___ Dataset records ___
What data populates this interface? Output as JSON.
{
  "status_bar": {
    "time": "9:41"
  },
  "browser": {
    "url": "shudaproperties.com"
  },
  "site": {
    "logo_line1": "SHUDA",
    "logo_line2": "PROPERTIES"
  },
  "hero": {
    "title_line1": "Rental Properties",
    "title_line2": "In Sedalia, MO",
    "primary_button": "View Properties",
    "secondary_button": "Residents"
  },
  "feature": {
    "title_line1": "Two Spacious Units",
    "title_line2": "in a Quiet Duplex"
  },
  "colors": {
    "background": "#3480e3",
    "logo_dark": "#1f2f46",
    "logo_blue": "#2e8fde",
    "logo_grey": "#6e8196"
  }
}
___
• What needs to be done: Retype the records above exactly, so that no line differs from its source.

• Solution for this exercise:
What data populates this interface? Output as JSON.
{
  "status_bar": {
    "time": "9:41"
  },
  "browser": {
    "url": "shudaproperties.com"
  },
  "site": {
    "logo_line1": "SHUDA",
    "logo_line2": "PROPERTIES"
  },
  "hero": {
    "title_line1": "Rental Properties",
    "title_line2": "In Sedalia, MO",
    "primary_button": "View Properties",
    "secondary_button": "Residents"
  },
  "feature": {
    "title_line1": "Two Spacious Units",
    "title_line2": "in a Quiet Duplex"
  },
  "colors": {
    "background": "#3480e3",
    "logo_dark": "#1f2f46",
    "logo_blue": "#2e8fde",
    "logo_grey": "#6e8196"
  }
}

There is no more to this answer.